The usb drives did better if I used SUSE Studio Image Writer (using a laptop computer with 3 working openSUSE installations on it) than with unetbootin and I erased the two smaller images (which aren’t big enough for the 4.7 Gb DVD image) but can reinstall them if needed.

I attempted to back up the laptop’s openSUSE xfce installation this morning but it’s been installing files not linked to packages all day long (it’s the snapshots - another btrfs problem).

When I get a chance I’ll try to do a rescue installation and take note of what happens. Thanks for taking an interest in resolving this situation. (To be continued).

Try again with USB drives.

First, try the install DVD.

dd the ISO to the device, not a partition on the device. That is, target sdX, not sdX1 or sdX2.

# umount /dev/sdX
# dd if=/path/to/downloaded.iso of=/dev/sdX bs=4M

See if that works (should, from the hints you give).

unetbootln does not work with these images.

And, from the SDB:

How to make a USB drive bootable

This situation would happen very rarely, but in the even that your computer doesn’t boot from the LiveUSB/DVD from the steps above, you might try the following procedure.

Open a console and do the following as root:

# umount /dev/sdX
# fdisk /dev/sdX
: p   «--- print partition table
: a   «--- activate partition (bootable)
: 1   «--- apply to partition 1
: w   «--- write changes and exit

That is very encouraging and is in line with the way I conceived that the problem could be resolved. I once used a Manjaro installation mounted on a usb flash drive to chroot into an existing Manjaro installation and reinstall it’s Grub. But I did that following instructions that may not apply to openSUSE (although both -unlike Debian- use the same file system layout), but I will search the openSUSE literature and try to find something suitable.

My two openSYSE partitions are on sda9 (/) and sda10 (/home). What binds did you use for yours?

If you are booting with an openSUSE live CD or DVD, make certain it is the same version as installed.
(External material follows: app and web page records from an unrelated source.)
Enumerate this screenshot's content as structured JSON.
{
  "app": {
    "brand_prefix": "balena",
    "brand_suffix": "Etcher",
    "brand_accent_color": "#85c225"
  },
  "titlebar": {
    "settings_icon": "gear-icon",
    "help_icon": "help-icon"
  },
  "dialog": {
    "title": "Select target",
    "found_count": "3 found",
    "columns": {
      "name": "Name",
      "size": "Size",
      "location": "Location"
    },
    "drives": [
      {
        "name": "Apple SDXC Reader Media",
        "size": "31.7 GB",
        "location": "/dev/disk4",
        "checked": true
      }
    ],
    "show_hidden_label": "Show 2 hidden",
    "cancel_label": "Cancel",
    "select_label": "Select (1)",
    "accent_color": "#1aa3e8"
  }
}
You can also do this from the install DVD by choosing “Rescue System”

mount /dev/sda9 /mnt

Then

chroot /mnt
mount -t proc proc /proc
mount -t sysfs sysfs /sys
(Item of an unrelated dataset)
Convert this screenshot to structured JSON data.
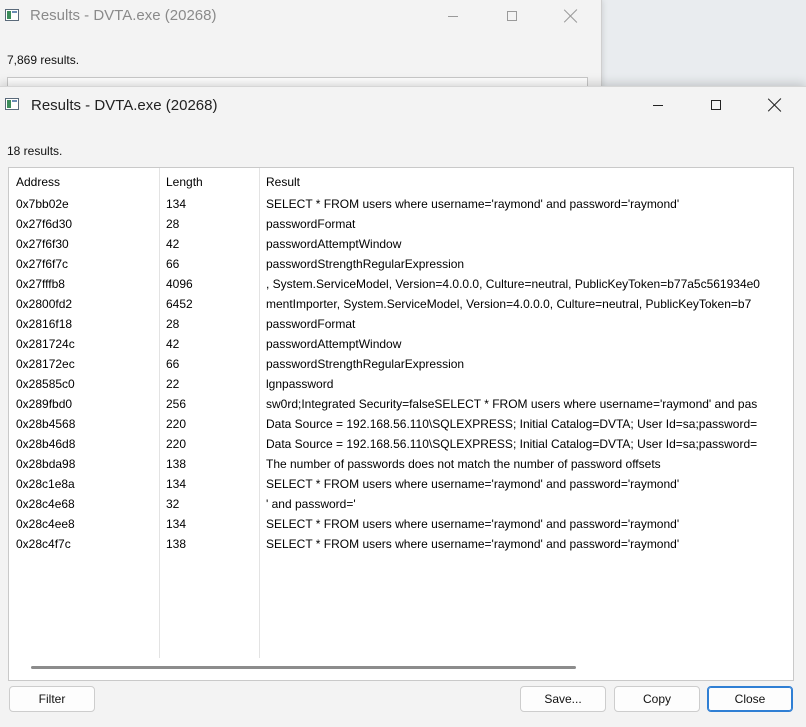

Ooops, left out a step, the bind::shame:

After you mount device sda9, and before you chroot:

To mount the other devices do:

mount --bind /dev /mnt/dev
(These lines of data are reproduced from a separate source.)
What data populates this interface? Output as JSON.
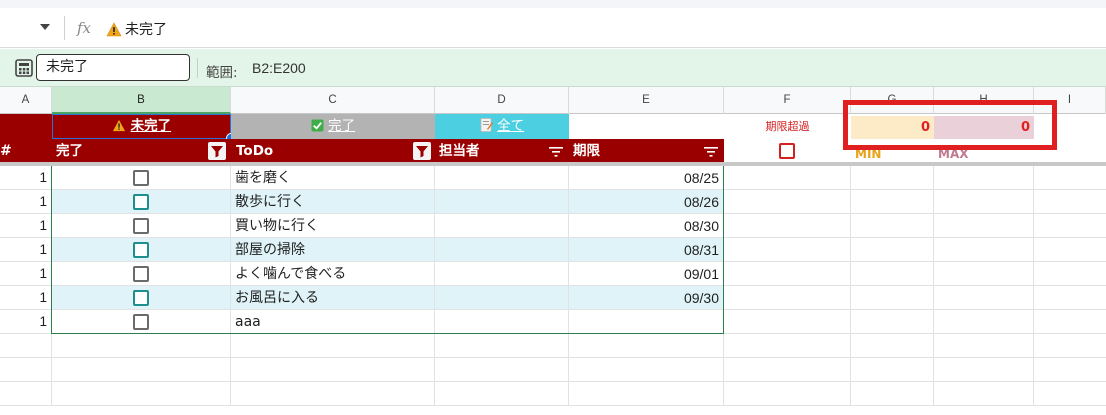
{
  "formula_bar": {
    "cell_value": "未完了",
    "fx_label": "fx"
  },
  "filter_bar": {
    "named_range": "未完了",
    "range_label": "範囲:",
    "range_value": "B2:E200"
  },
  "columns": [
    "A",
    "B",
    "C",
    "D",
    "E",
    "F",
    "G",
    "H",
    "I"
  ],
  "filter_buttons": {
    "incomplete": "未完了",
    "complete": "完了",
    "all": "全て"
  },
  "overdue_label": "期限超過",
  "min_value": "0",
  "max_value": "0",
  "min_label": "MIN",
  "max_label": "MAX",
  "table_headers": {
    "num": "#",
    "done": "完了",
    "todo": "ToDo",
    "assignee": "担当者",
    "deadline": "期限"
  },
  "rows": [
    {
      "num": "1",
      "todo": "歯を磨く",
      "deadline": "08/25"
    },
    {
      "num": "1",
      "todo": "散歩に行く",
      "deadline": "08/26"
    },
    {
      "num": "1",
      "todo": "買い物に行く",
      "deadline": "08/30"
    },
    {
      "num": "1",
      "todo": "部屋の掃除",
      "deadline": "08/31"
    },
    {
      "num": "1",
      "todo": "よく噛んで食べる",
      "deadline": "09/01"
    },
    {
      "num": "1",
      "todo": "お風呂に入る",
      "deadline": "09/30"
    },
    {
      "num": "1",
      "todo": "aaa",
      "deadline": ""
    }
  ],
  "colors": {
    "header_red": "#9b0000",
    "highlight_red": "#e02020",
    "band_teal": "#dff3f8",
    "selected_green": "#c9ead0"
  }
}
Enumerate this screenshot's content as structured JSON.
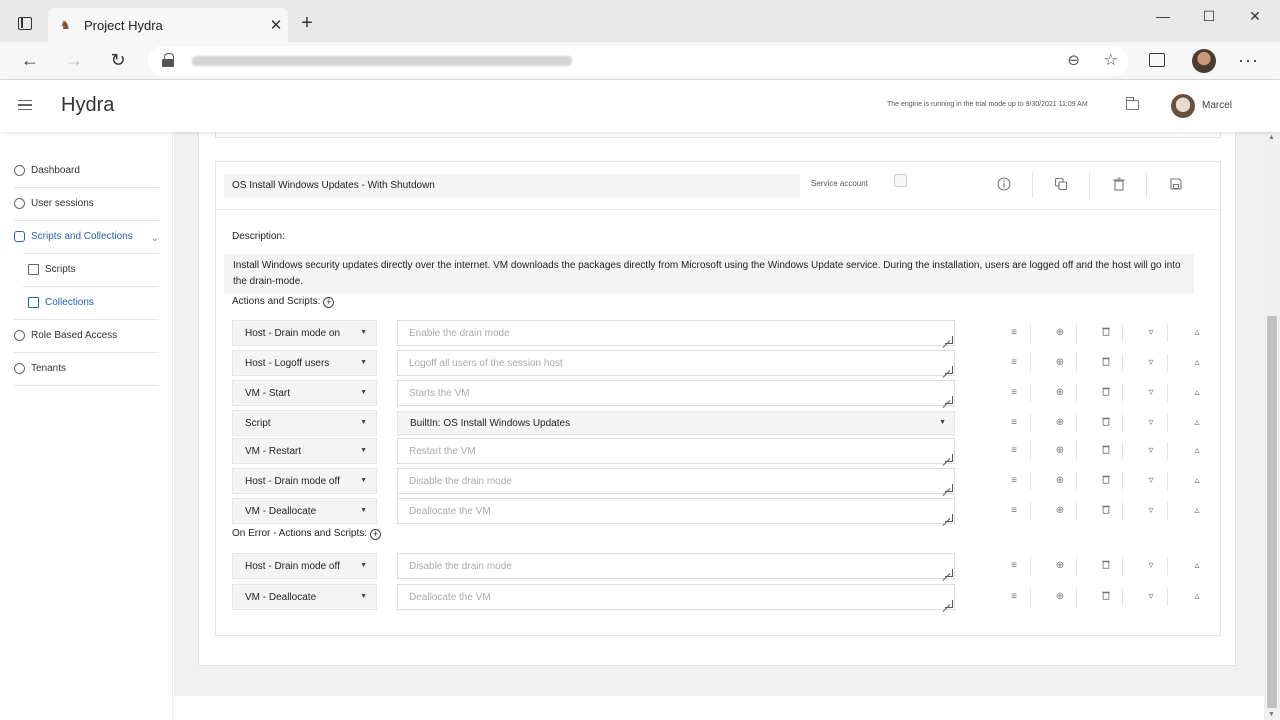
{
  "browser": {
    "tab_title": "Project Hydra",
    "tab_close": "✕",
    "new_tab": "+",
    "minimize": "—",
    "maximize": "☐",
    "close": "✕",
    "back": "←",
    "forward": "→",
    "reload": "↻",
    "more": "···"
  },
  "header": {
    "brand": "Hydra",
    "trial_notice": "The engine is running in the trial mode up to 9/30/2021 11:09 AM",
    "user_name": "Marcel"
  },
  "sidebar": {
    "items": [
      {
        "label": "Dashboard"
      },
      {
        "label": "User sessions"
      },
      {
        "label": "Scripts and Collections"
      },
      {
        "label": "Scripts"
      },
      {
        "label": "Collections"
      },
      {
        "label": "Role Based Access"
      },
      {
        "label": "Tenants"
      }
    ]
  },
  "collection": {
    "name": "OS Install Windows Updates - With Shutdown",
    "service_account_label": "Service account",
    "description_label": "Description:",
    "description": "Install Windows security updates directly over the internet. VM downloads the packages directly from Microsoft using the Windows Update service. During the installation, users are logged off and the host will go into the drain-mode.",
    "actions_label": "Actions and Scripts:",
    "on_error_label": "On Error - Actions and Scripts:",
    "actions": [
      {
        "type": "Host - Drain mode on",
        "text": "Enable the drain mode"
      },
      {
        "type": "Host - Logoff users",
        "text": "Logoff all users of the session host"
      },
      {
        "type": "VM - Start",
        "text": "Starts the VM"
      },
      {
        "type": "Script",
        "text": "BuiltIn: OS Install Windows Updates"
      },
      {
        "type": "VM - Restart",
        "text": "Restart the VM"
      },
      {
        "type": "Host - Drain mode off",
        "text": "Disable the drain mode"
      },
      {
        "type": "VM - Deallocate",
        "text": "Deallocate the VM"
      }
    ],
    "on_error_actions": [
      {
        "type": "Host - Drain mode off",
        "text": "Disable the drain mode"
      },
      {
        "type": "VM - Deallocate",
        "text": "Deallocate the VM"
      }
    ]
  },
  "icons": {
    "row_actions": [
      "drag-handle-icon",
      "add-circle-icon",
      "trash-icon",
      "move-down-icon",
      "move-up-icon"
    ],
    "card_actions": [
      "info-icon",
      "copy-icon",
      "trash-icon",
      "save-icon"
    ]
  },
  "colors": {
    "accent": "#2a5fb8"
  }
}
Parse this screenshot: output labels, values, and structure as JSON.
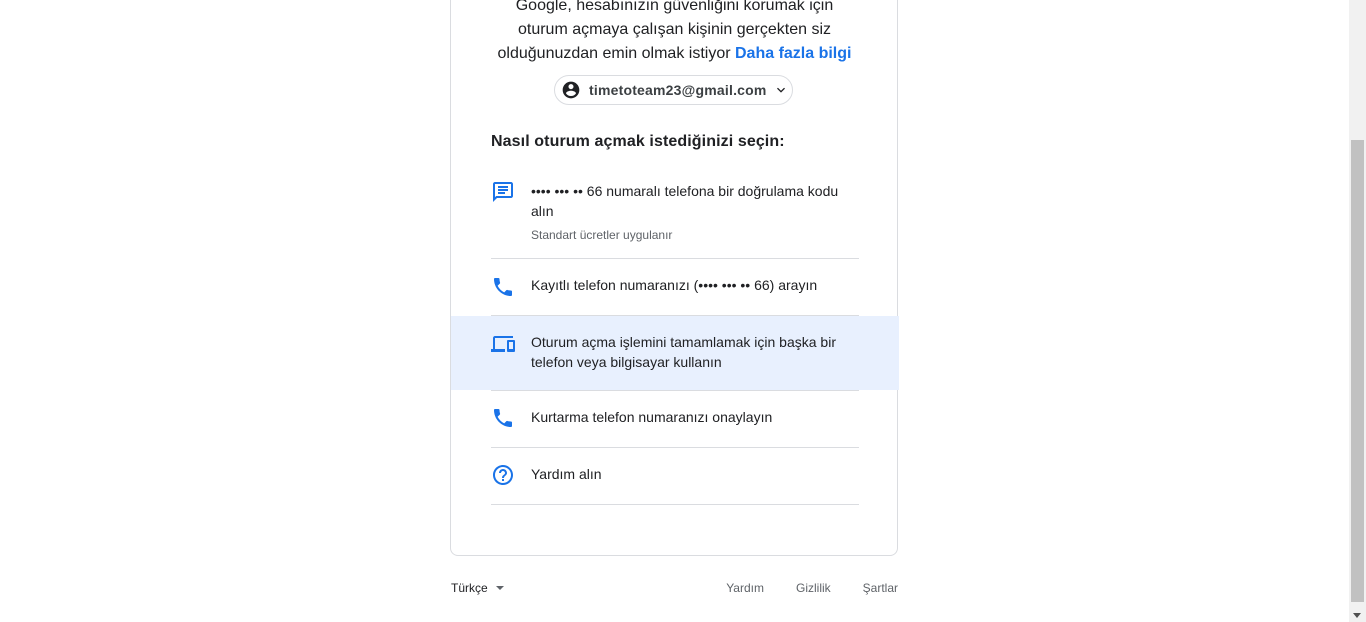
{
  "intro": {
    "line1": "Google, hesabınızın güvenliğini korumak için",
    "line2": "oturum açmaya çalışan kişinin gerçekten siz",
    "line3": "olduğunuzdan emin olmak istiyor",
    "learn_more": "Daha fazla bilgi"
  },
  "account": {
    "email": "timetoteam23@gmail.com"
  },
  "heading": "Nasıl oturum açmak istediğinizi seçin:",
  "options": [
    {
      "icon": "sms-icon",
      "label": "•••• ••• •• 66 numaralı telefona bir doğrulama kodu alın",
      "sub": "Standart ücretler uygulanır"
    },
    {
      "icon": "phone-icon",
      "label": "Kayıtlı telefon numaranızı (•••• ••• •• 66) arayın"
    },
    {
      "icon": "devices-icon",
      "label": "Oturum açma işlemini tamamlamak için başka bir telefon veya bilgisayar kullanın"
    },
    {
      "icon": "phone-icon",
      "label": "Kurtarma telefon numaranızı onaylayın"
    },
    {
      "icon": "help-icon",
      "label": "Yardım alın"
    }
  ],
  "footer": {
    "language": "Türkçe",
    "links": [
      "Yardım",
      "Gizlilik",
      "Şartlar"
    ]
  },
  "colors": {
    "accent": "#1a73e8",
    "highlight": "#e8f0fe",
    "border": "#dadce0"
  }
}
We could have arrived here quicker, but it was not clear that you could boot with a Live openSUSE device, at least to me.

On 2014-12-09 03:26, d hinds wrote:
>
> Fraser_Bell;2681651 Wrote:
>> When you say:
>>
>> does it not even start to load?
>>
>> Or, does it stall somewhere during the loading process?
>>
>> What exactly does it do?
>
> I’ve tried the Rescue, Net Install and DVD isos on both optical disks
> and usb flash drives.
>
> As I recall the Net Install disk offers both Rescue and Install options
> and has gotten farther into the process but what happens is it finally
> reboots the computer.
>
> I can also boot into the partition (openSuse took over the Grub and it’s
> Plymouth screen appears) and it tries to load the system before running
> into a mortal error, and stopping - it says it’s going to reboot, but
> doesn’t. It gets stuck.

Try booting the dvd in failsafe mode (I’m uncertain of the naming).

Seeing that your machine is problematic, I would have skipped upgrading,
and remained on 13.1 evergreen. Just an opinion…

Another idea, seeing that your machine you say has an early
implementation of usb3, is adding an usb2 card, assuming they can boot,
and use it. Otherwise, you should use something connected on the
SATA/eSATA bus. You could use an external hd used as if it were flash
bootable media…

Also, make sure to disable plymouth. It is “plymouth.enable=0” boot
option. Just in case. Also, you can use text mode - both on the
installed system and on the installer DVD. I’m unsure how to trigger it,
though.


Cheers / Saludos,

Carlos E. R.
(from 13.1 x86_64 “Bottle” at Telcontar)

On 2014-12-09 05:06, Fraser Bell wrote:
>
> We could have arrived here quicker, but it was not clear that you could
> boot with a Live openSUSE device, at least to me.

I think he can not :-?


Cheers / Saludos,

Carlos E. R.
(from 13.1 x86_64 “Bottle” at Telcontar)

… well … yeah … I am now thoroughly confused about that.:sarcastic: